Maybe an excess of cultishness will just always disgruntle me. It's not like I've read every last online analysis of last week's episode of Mad Men—of course not, because I'd still be at it at age 90. But I got irked anyway when I couldn't turn up any heretics willing to opine that the big shock of Christina Hendricks's Joan consenting to be pimped out by her bosses at Sterling Cooper Draper Pryce for the sake of landing the Jaguar account was kind of, how you say, jiveass.
Even recappers who acknowledged that the point being made was on the sledgehammer side —wow, life in the advertising world is really all about prostitution? You don't say—did a quick 180 to praise Matthew Weiner for making it work. (That's the advantage of having a rep for subtlety; even turning crude looks clever.) And Mad Men fans are so invested in the damn thing, myself not totally excluded, that it's no fun to wonder if last Sunday's ep amounted to Fonzie donning his waterskis to jump the you-know-what. The whole hat trick of Mad Men is that it's a morality play that asks us to reserve judgment on the characters, but so much for ambiguity.

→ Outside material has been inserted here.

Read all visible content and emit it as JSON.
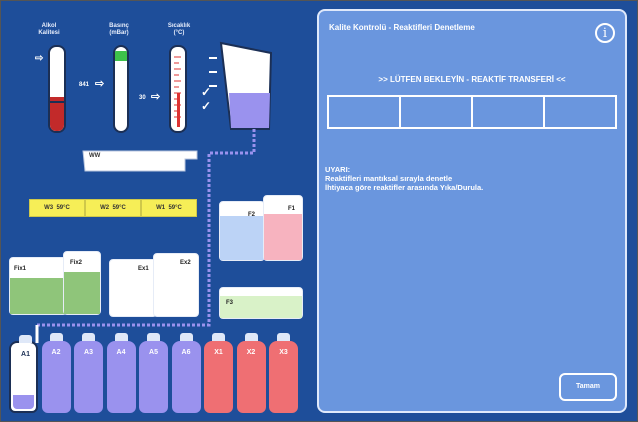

No doubt, I'm in the minority in thinking that this whole season—so eagerly anticipated, not only because of the long layoff but because 1966 was the cusp year between the Swinging '60s and the counterculture—has been at once too pleased with itself and too disjointed for its own good. Weiner may have gotten excessively enamored of tailoring every element of an episode to reflect that week's Big Topic at the expense of character continuity. Since there's seldom much carry-over once a given theme's been dealt with, my wife says it reminds her of one New Yorker special issue after another: "Look, it's Race Week! And now our gang is starring in Serial-Killer Week! Whoa, here comes Prostitution Week!" Can Shark Week be far behind?